It's enough to make anyone's head spin. We are, by all accounts, lost.
Gone are the days of communities raising children together. There is not that sharing of responsibility. Many couples are choosing to have no children at all making an even smaller pool of potential exposure to motherly pursuits. While some women choose to have larger families, more often than not, couples are choosing to have only one, or at most, two children. Childcare is generally relegated to professionals with so many early childhood education credits to their names, in settings that are carefully controlled by state accrediting bodies.
Yet, while we're so inexperienced, we're expected to know everything. We're expected to be perfect angelic stewards of our bodies during pregnancy. In childbirth, we're expected to dope ourselves up and be strapped down to be cut open in a conveniently scheduled surgical procedure. When our baby is out, we're expected to love them immediately, follow all the rules set out by the experts (never mind that these experts are consistently contradictory), and raise them with all the latest gadgetry in the most scientifically supported parenting style.
This is the American way.
It is completely bonkers.
Instead of this wretched picture, I will choose another classic American way - independence. I'll do things my way - the way that makes the most sense for our particular situation. I will not feel guilty for my lack of experience. I will not feel guilty if I don't use all the crazy gadgetry or the parenting style du jour in magazines. I will enjoy this adventure and let things happen as they must, doing the best I can with the information and intuition I have at the time.

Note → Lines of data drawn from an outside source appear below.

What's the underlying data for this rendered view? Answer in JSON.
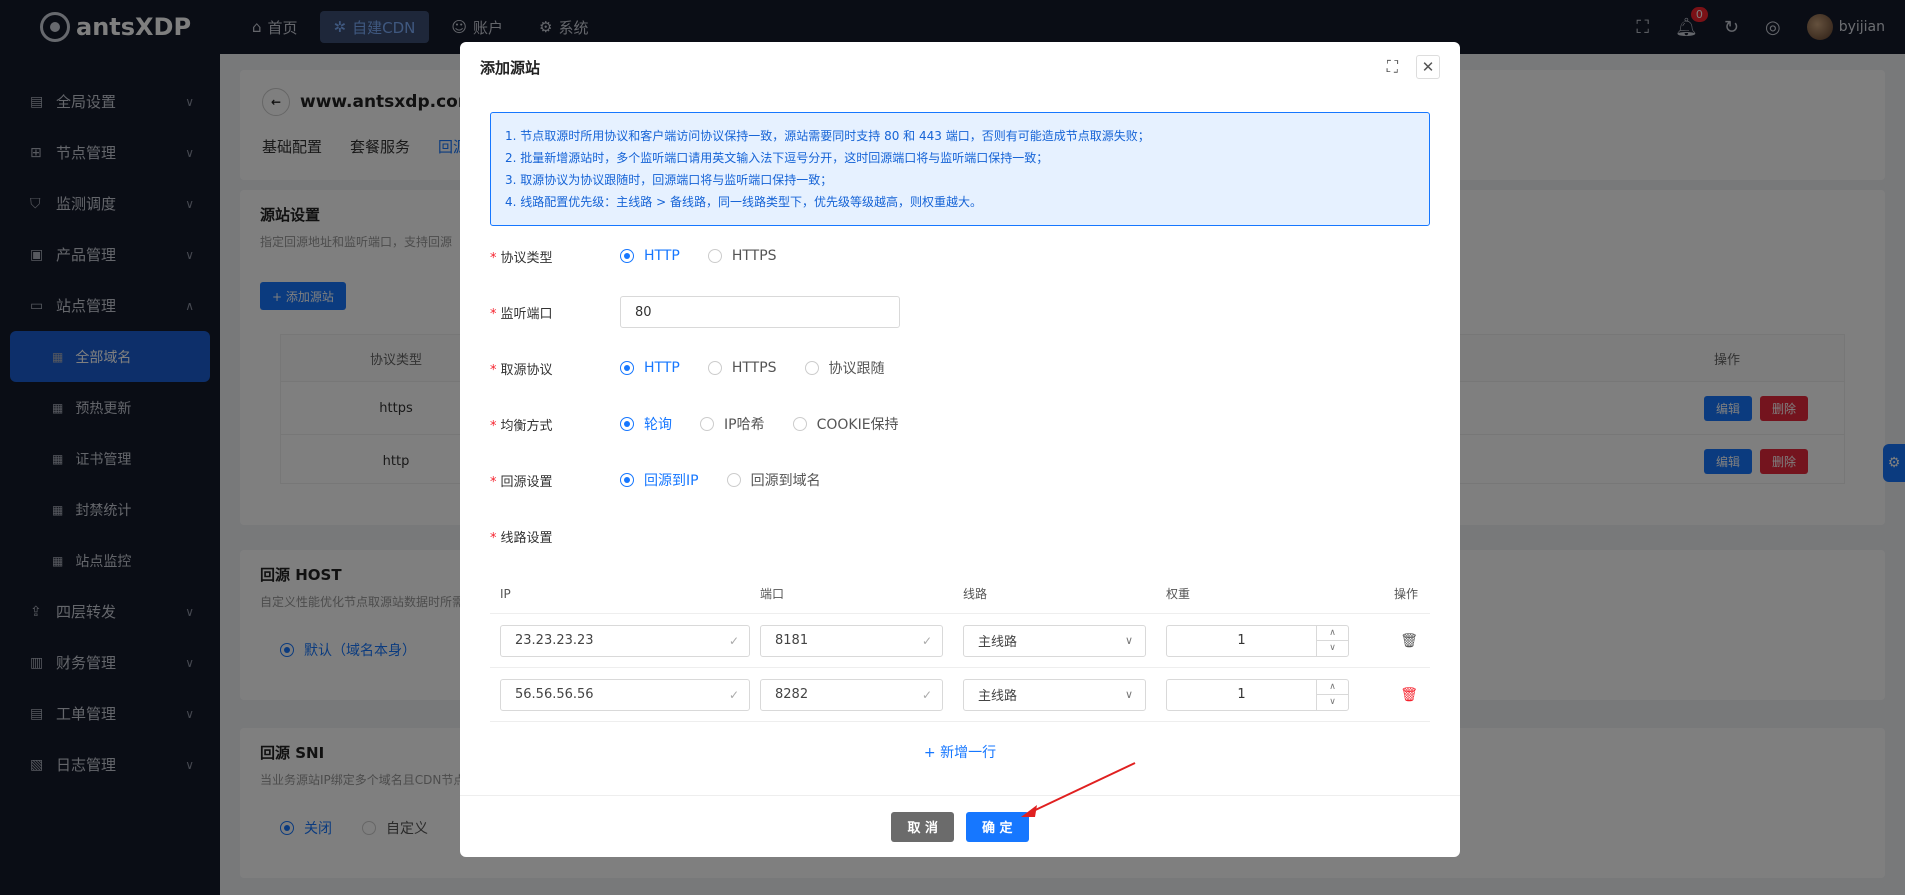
{
  "topbar": {
    "logo": "antsXDP",
    "nav": [
      {
        "label": "首页",
        "icon": "home-icon"
      },
      {
        "label": "自建CDN",
        "icon": "cdn-icon"
      },
      {
        "label": "账户",
        "icon": "user-icon"
      },
      {
        "label": "系统",
        "icon": "gear-icon"
      }
    ],
    "notification_count": "0",
    "username": "byijian"
  },
  "sidebar": {
    "items": [
      {
        "label": "全局设置"
      },
      {
        "label": "节点管理"
      },
      {
        "label": "监测调度"
      },
      {
        "label": "产品管理"
      },
      {
        "label": "站点管理"
      }
    ],
    "site_sub": [
      {
        "label": "全部域名"
      },
      {
        "label": "预热更新"
      },
      {
        "label": "证书管理"
      },
      {
        "label": "封禁统计"
      },
      {
        "label": "站点监控"
      }
    ],
    "items_after": [
      {
        "label": "四层转发"
      },
      {
        "label": "财务管理"
      },
      {
        "label": "工单管理"
      },
      {
        "label": "日志管理"
      }
    ]
  },
  "background": {
    "domain": "www.antsxdp.com",
    "tabs": [
      "基础配置",
      "套餐服务",
      "回源"
    ],
    "origin_section_title": "源站设置",
    "origin_section_desc": "指定回源地址和监听端口，支持回源",
    "add_origin_btn": "+ 添加源站",
    "table_header_protocol": "协议类型",
    "table_header_ops": "操作",
    "rows": [
      {
        "protocol": "https",
        "edit": "编辑",
        "delete": "删除"
      },
      {
        "protocol": "http",
        "edit": "编辑",
        "delete": "删除"
      }
    ],
    "host_section_title": "回源 HOST",
    "host_section_desc": "自定义性能优化节点取源站数据时所需",
    "host_default": "默认（域名本身）",
    "sni_section_title": "回源 SNI",
    "sni_section_desc": "当业务源站IP绑定多个域名且CDN节点",
    "sni_off": "关闭",
    "sni_custom": "自定义"
  },
  "modal": {
    "title": "添加源站",
    "notice": [
      "1. 节点取源时所用协议和客户端访问协议保持一致，源站需要同时支持 80 和 443 端口，否则有可能造成节点取源失败；",
      "2. 批量新增源站时，多个监听端口请用英文输入法下逗号分开，这时回源端口将与监听端口保持一致；",
      "3. 取源协议为协议跟随时，回源端口将与监听端口保持一致；",
      "4. 线路配置优先级：主线路 > 备线路，同一线路类型下，优先级等级越高，则权重越大。"
    ],
    "protocol_type": {
      "label": "协议类型",
      "options": [
        "HTTP",
        "HTTPS"
      ],
      "selected": "HTTP"
    },
    "listen_port": {
      "label": "监听端口",
      "value": "80"
    },
    "origin_protocol": {
      "label": "取源协议",
      "options": [
        "HTTP",
        "HTTPS",
        "协议跟随"
      ],
      "selected": "HTTP"
    },
    "balance": {
      "label": "均衡方式",
      "options": [
        "轮询",
        "IP哈希",
        "COOKIE保持"
      ],
      "selected": "轮询"
    },
    "back_to_origin": {
      "label": "回源设置",
      "options": [
        "回源到IP",
        "回源到域名"
      ],
      "selected": "回源到IP"
    },
    "lines": {
      "label": "线路设置",
      "headers": [
        "IP",
        "端口",
        "线路",
        "权重",
        "操作"
      ],
      "rows": [
        {
          "ip": "23.23.23.23",
          "port": "8181",
          "line": "主线路",
          "weight": "1"
        },
        {
          "ip": "56.56.56.56",
          "port": "8282",
          "line": "主线路",
          "weight": "1"
        }
      ],
      "add_row": "+ 新增一行"
    },
    "cancel": "取 消",
    "confirm": "确 定"
  }
}
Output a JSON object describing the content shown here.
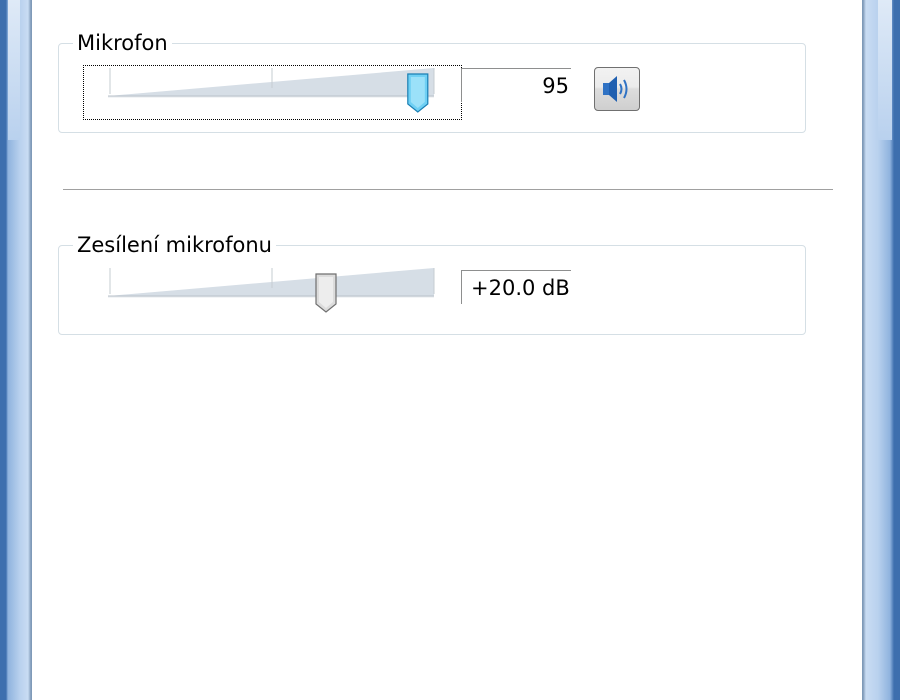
{
  "microphone": {
    "title": "Mikrofon",
    "level": 95,
    "level_max": 100,
    "value_text": "95",
    "mute_icon": "speaker-icon"
  },
  "boost": {
    "title": "Zesílení mikrofonu",
    "value_db": 20.0,
    "range_db": [
      0,
      30
    ],
    "value_text": "+20.0 dB"
  },
  "colors": {
    "frame": "#3d6fae",
    "slider_fill": "#cdd7e0",
    "thumb_active": "#6fd0f4",
    "thumb_inactive": "#d6d6d6"
  }
}
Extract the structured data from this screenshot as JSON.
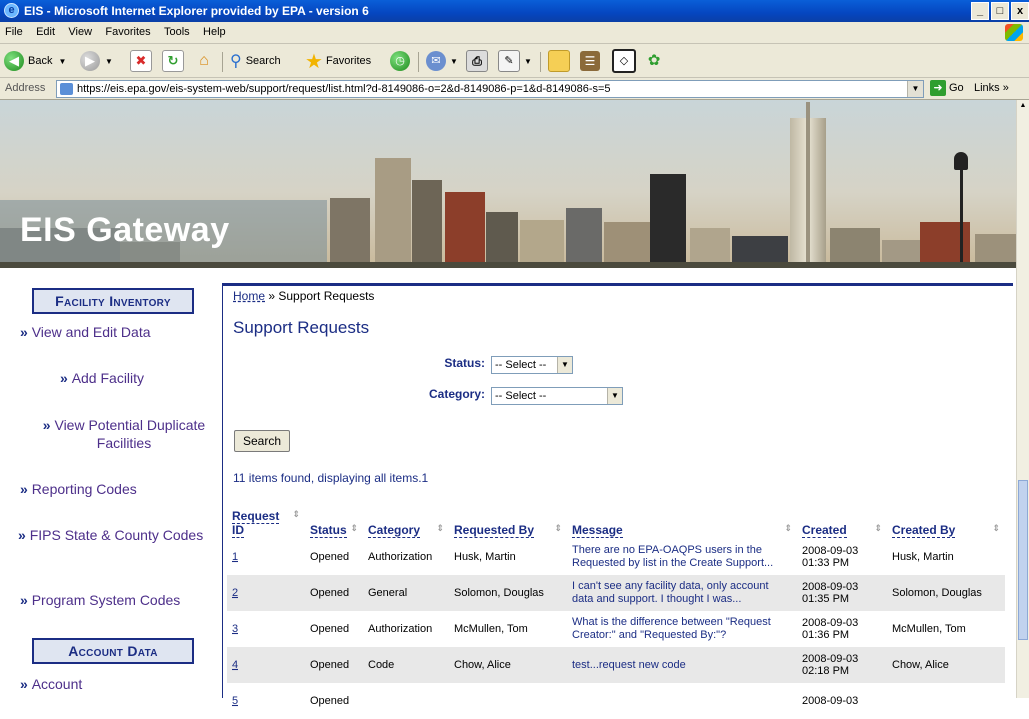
{
  "window": {
    "title": "EIS - Microsoft Internet Explorer provided by EPA - version 6",
    "controls": [
      "_",
      "□",
      "x"
    ]
  },
  "menu": [
    "File",
    "Edit",
    "View",
    "Favorites",
    "Tools",
    "Help"
  ],
  "toolbar": {
    "back_label": "Back",
    "search_label": "Search",
    "favorites_label": "Favorites"
  },
  "address": {
    "label": "Address",
    "url": "https://eis.epa.gov/eis-system-web/support/request/list.html?d-8149086-o=2&d-8149086-p=1&d-8149086-s=5",
    "go_label": "Go",
    "links_label": "Links »"
  },
  "banner": {
    "title": "EIS Gateway"
  },
  "sidebar": {
    "facility_header": "Facility Inventory",
    "facility_links": [
      "View and Edit Data",
      "Add Facility",
      "View Potential Duplicate Facilities",
      "Reporting Codes",
      "FIPS State & County Codes",
      "Program System Codes"
    ],
    "account_header": "Account Data",
    "account_links": [
      "Account"
    ]
  },
  "breadcrumb": {
    "home": "Home",
    "sep": " » ",
    "current": "Support Requests"
  },
  "page_title": "Support Requests",
  "filters": {
    "status_label": "Status:",
    "status_value": "-- Select --",
    "category_label": "Category:",
    "category_value": "-- Select --",
    "search_button": "Search"
  },
  "result_count": "11 items found, displaying all items.1",
  "table": {
    "columns": [
      "Request ID",
      "Status",
      "Category",
      "Requested By",
      "Message",
      "Created",
      "Created By"
    ],
    "rows": [
      {
        "id": "1",
        "status": "Opened",
        "category": "Authorization",
        "requested_by": "Husk, Martin",
        "message": "There are no EPA-OAQPS users in the Requested by list in the Create Support...",
        "created_date": "2008-09-03",
        "created_time": "01:33 PM",
        "created_by": "Husk, Martin"
      },
      {
        "id": "2",
        "status": "Opened",
        "category": "General",
        "requested_by": "Solomon, Douglas",
        "message": "I can't see any facility data, only account data and support. I thought I was...",
        "created_date": "2008-09-03",
        "created_time": "01:35 PM",
        "created_by": "Solomon, Douglas"
      },
      {
        "id": "3",
        "status": "Opened",
        "category": "Authorization",
        "requested_by": "McMullen, Tom",
        "message": "What is the difference between \"Request Creator:\" and \"Requested By:\"?",
        "created_date": "2008-09-03",
        "created_time": "01:36 PM",
        "created_by": "McMullen, Tom"
      },
      {
        "id": "4",
        "status": "Opened",
        "category": "Code",
        "requested_by": "Chow, Alice",
        "message": "test...request new code",
        "created_date": "2008-09-03",
        "created_time": "02:18 PM",
        "created_by": "Chow, Alice"
      },
      {
        "id": "5",
        "status": "Opened",
        "category": "",
        "requested_by": "",
        "message": "",
        "created_date": "2008-09-03",
        "created_time": "",
        "created_by": ""
      }
    ]
  }
}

So, if you decide to give me some bit of pregnancy/childbirth/parenting advice, don't be hurt if I do the exact opposite. Because I might. Hell, I probably will. I'm ornery like that. I live in Oakland, and as they say, we do what we want.